§ What you have to do: The entries below are to be returned as written, with all pictures dropped.

------------------------------------

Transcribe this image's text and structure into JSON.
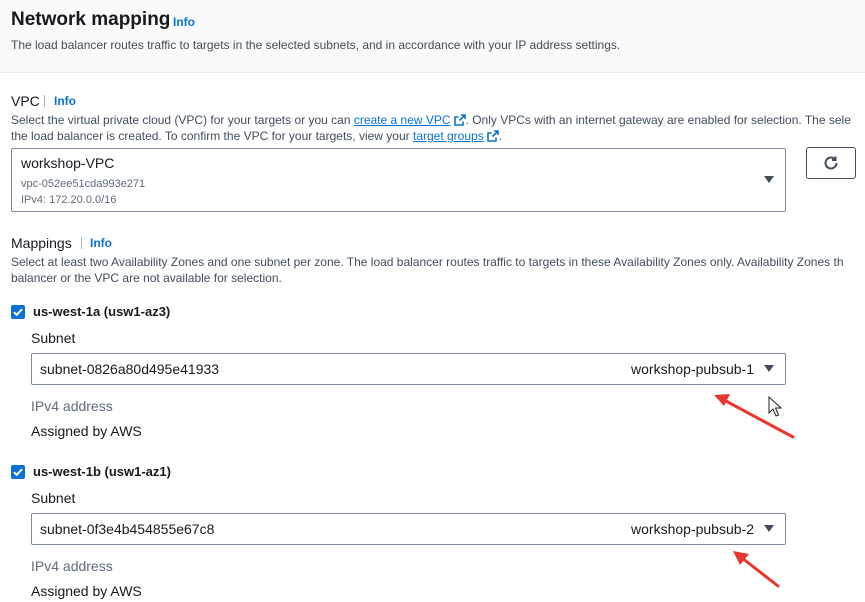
{
  "header": {
    "title": "Network mapping",
    "info": "Info",
    "subtitle": "The load balancer routes traffic to targets in the selected subnets, and in accordance with your IP address settings."
  },
  "vpc": {
    "label": "VPC",
    "info": "Info",
    "desc_line1_pre": "Select the virtual private cloud (VPC) for your targets or you can ",
    "create_link": "create a new VPC",
    "desc_line1_post": ". Only VPCs with an internet gateway are enabled for selection. The sele",
    "desc_line2_pre": "the load balancer is created. To confirm the VPC for your targets, view your ",
    "target_groups_link": "target groups",
    "desc_line2_post": ".",
    "selected": {
      "name": "workshop-VPC",
      "id": "vpc-052ee51cda993e271",
      "cidr": "IPv4: 172.20.0.0/16"
    },
    "refresh_icon": "refresh-icon"
  },
  "mappings": {
    "label": "Mappings",
    "info": "Info",
    "desc_line1": "Select at least two Availability Zones and one subnet per zone. The load balancer routes traffic to targets in these Availability Zones only. Availability Zones th",
    "desc_line2": "balancer or the VPC are not available for selection.",
    "zones": [
      {
        "checked": true,
        "name": "us-west-1a (usw1-az3)",
        "subnet_label": "Subnet",
        "subnet_id": "subnet-0826a80d495e41933",
        "subnet_name": "workshop-pubsub-1",
        "ipv4_label": "IPv4 address",
        "ipv4_value": "Assigned by AWS"
      },
      {
        "checked": true,
        "name": "us-west-1b (usw1-az1)",
        "subnet_label": "Subnet",
        "subnet_id": "subnet-0f3e4b454855e67c8",
        "subnet_name": "workshop-pubsub-2",
        "ipv4_label": "IPv4 address",
        "ipv4_value": "Assigned by AWS"
      }
    ]
  },
  "colors": {
    "link": "#0972d3",
    "checkbox": "#0972d3",
    "annotation_arrow": "#e8372f"
  }
}
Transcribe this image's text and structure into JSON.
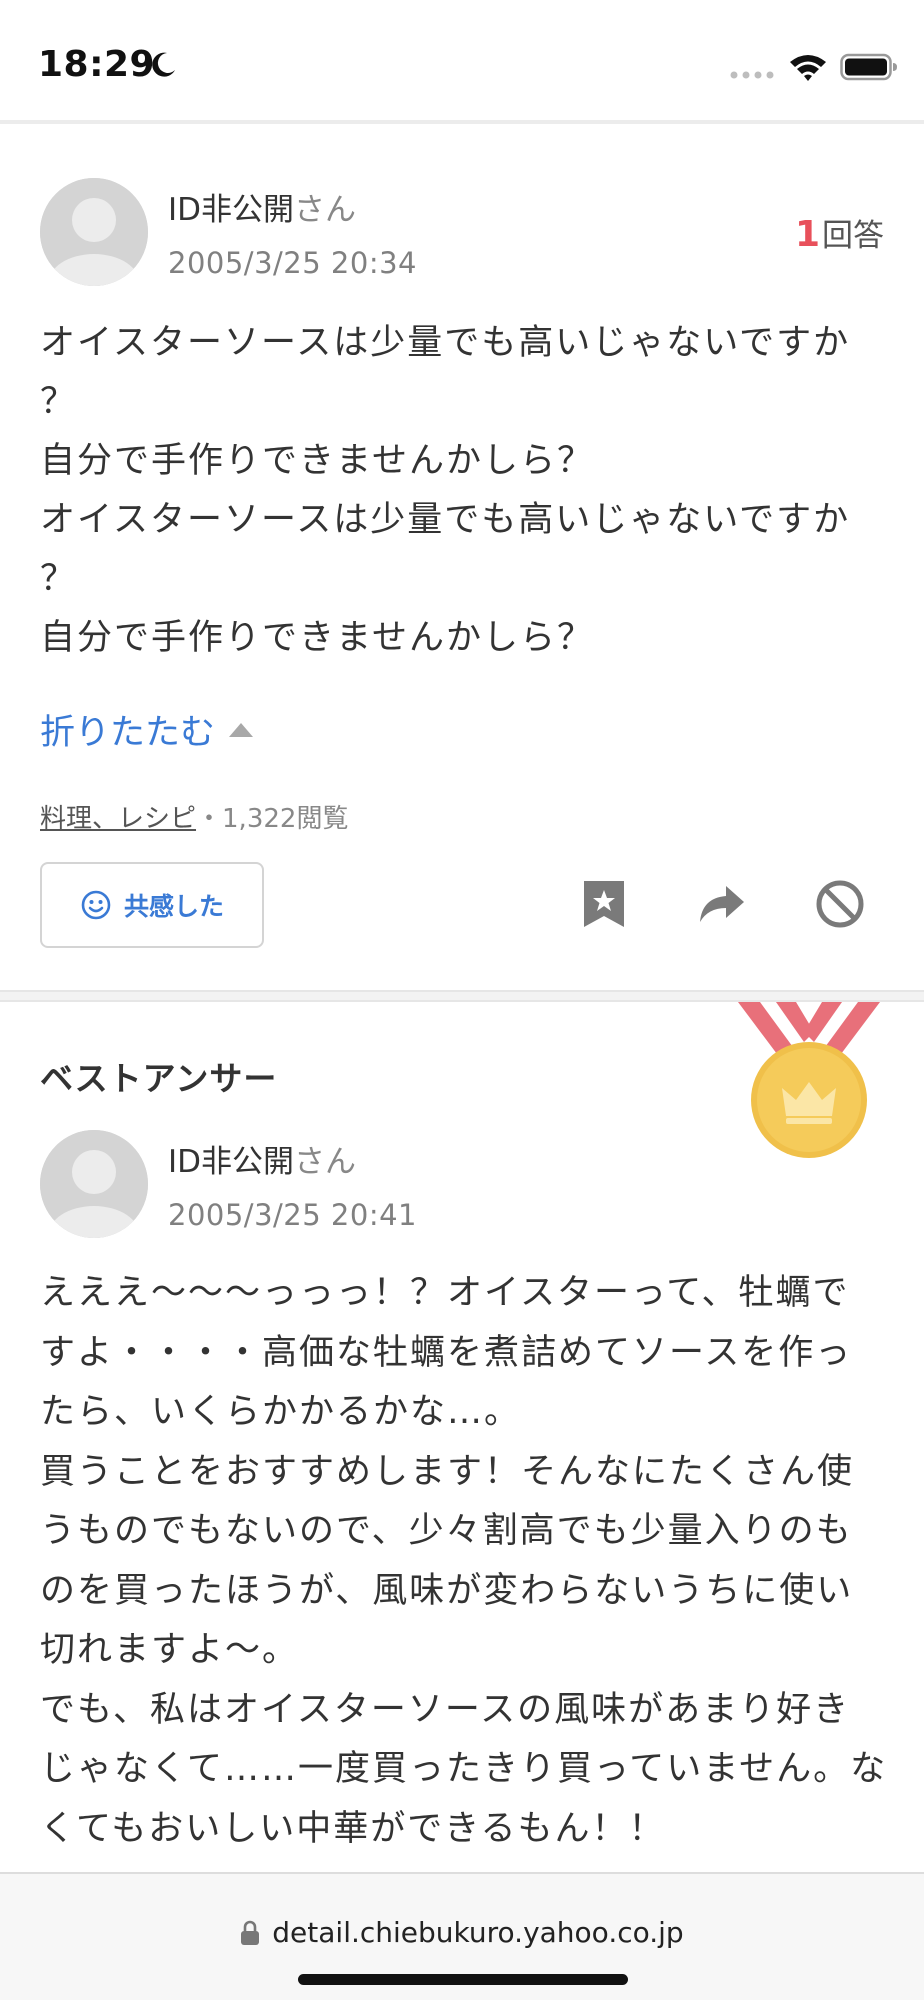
{
  "status_bar": {
    "time": "18:29",
    "icons": [
      "moon-icon",
      "signal-icon",
      "wifi-icon",
      "battery-icon"
    ]
  },
  "question": {
    "user_name": "ID非公開",
    "user_suffix": "さん",
    "date": "2005/3/25 20:34",
    "answer_count": "1",
    "answer_count_label": "回答",
    "body": "オイスターソースは少量でも高いじゃないですか\n？\n自分で手作りできませんかしら？\nオイスターソースは少量でも高いじゃないですか\n？\n自分で手作りできませんかしら？",
    "fold_label": "折りたたむ",
    "category": "料理、レシピ",
    "views": "・1,322閲覧",
    "empathy_label": "共感した",
    "actions": [
      "bookmark-icon",
      "share-icon",
      "block-icon"
    ]
  },
  "best_answer": {
    "title": "ベストアンサー",
    "user_name": "ID非公開",
    "user_suffix": "さん",
    "date": "2005/3/25 20:41",
    "body": "えええ〜〜〜っっっ！？オイスターって、牡蠣で\nすよ・・・・高価な牡蠣を煮詰めてソースを作っ\nたら、いくらかかるかな…。\n買うことをおすすめします！そんなにたくさん使\nうものでもないので、少々割高でも少量入りのも\nのを買ったほうが、風味が変わらないうちに使い\n切れますよ〜。\nでも、私はオイスターソースの風味があまり好き\nじゃなくて……一度買ったきり買っていません。な\nくてもおいしい中華ができるもん！！"
  },
  "browser": {
    "url": "detail.chiebukuro.yahoo.co.jp"
  },
  "colors": {
    "accent_blue": "#3a7ad5",
    "answer_count_red": "#e8505b",
    "medal_gold": "#f3c64f",
    "ribbon_red": "#e8707a"
  }
}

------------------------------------

§ Solution:
Transcribe this image's text and structure into JSON.
{
  "header": {
    "title": "Network mapping",
    "info": "Info",
    "subtitle": "The load balancer routes traffic to targets in the selected subnets, and in accordance with your IP address settings."
  },
  "vpc": {
    "label": "VPC",
    "info": "Info",
    "desc_line1_pre": "Select the virtual private cloud (VPC) for your targets or you can ",
    "create_link": "create a new VPC",
    "desc_line1_post": ". Only VPCs with an internet gateway are enabled for selection. The sele",
    "desc_line2_pre": "the load balancer is created. To confirm the VPC for your targets, view your ",
    "target_groups_link": "target groups",
    "desc_line2_post": ".",
    "selected": {
      "name": "workshop-VPC",
      "id": "vpc-052ee51cda993e271",
      "cidr": "IPv4: 172.20.0.0/16"
    },
    "refresh_icon": "refresh-icon"
  },
  "mappings": {
    "label": "Mappings",
    "info": "Info",
    "desc_line1": "Select at least two Availability Zones and one subnet per zone. The load balancer routes traffic to targets in these Availability Zones only. Availability Zones th",
    "desc_line2": "balancer or the VPC are not available for selection.",
    "zones": [
      {
        "checked": true,
        "name": "us-west-1a (usw1-az3)",
        "subnet_label": "Subnet",
        "subnet_id": "subnet-0826a80d495e41933",
        "subnet_name": "workshop-pubsub-1",
        "ipv4_label": "IPv4 address",
        "ipv4_value": "Assigned by AWS"
      },
      {
        "checked": true,
        "name": "us-west-1b (usw1-az1)",
        "subnet_label": "Subnet",
        "subnet_id": "subnet-0f3e4b454855e67c8",
        "subnet_name": "workshop-pubsub-2",
        "ipv4_label": "IPv4 address",
        "ipv4_value": "Assigned by AWS"
      }
    ]
  },
  "colors": {
    "link": "#0972d3",
    "checkbox": "#0972d3",
    "annotation_arrow": "#e8372f"
  }
}
Transcribe this image's text and structure into JSON.
{
  "status_bar": {
    "time": "18:29",
    "icons": [
      "moon-icon",
      "signal-icon",
      "wifi-icon",
      "battery-icon"
    ]
  },
  "question": {
    "user_name": "ID非公開",
    "user_suffix": "さん",
    "date": "2005/3/25 20:34",
    "answer_count": "1",
    "answer_count_label": "回答",
    "body": "オイスターソースは少量でも高いじゃないですか\n？\n自分で手作りできませんかしら？\nオイスターソースは少量でも高いじゃないですか\n？\n自分で手作りできませんかしら？",
    "fold_label": "折りたたむ",
    "category": "料理、レシピ",
    "views": "・1,322閲覧",
    "empathy_label": "共感した",
    "actions": [
      "bookmark-icon",
      "share-icon",
      "block-icon"
    ]
  },
  "best_answer": {
    "title": "ベストアンサー",
    "user_name": "ID非公開",
    "user_suffix": "さん",
    "date": "2005/3/25 20:41",
    "body": "えええ〜〜〜っっっ！？オイスターって、牡蠣で\nすよ・・・・高価な牡蠣を煮詰めてソースを作っ\nたら、いくらかかるかな…。\n買うことをおすすめします！そんなにたくさん使\nうものでもないので、少々割高でも少量入りのも\nのを買ったほうが、風味が変わらないうちに使い\n切れますよ〜。\nでも、私はオイスターソースの風味があまり好き\nじゃなくて……一度買ったきり買っていません。な\nくてもおいしい中華ができるもん！！"
  },
  "browser": {
    "url": "detail.chiebukuro.yahoo.co.jp"
  },
  "colors": {
    "accent_blue": "#3a7ad5",
    "answer_count_red": "#e8505b",
    "medal_gold": "#f3c64f",
    "ribbon_red": "#e8707a"
  }
}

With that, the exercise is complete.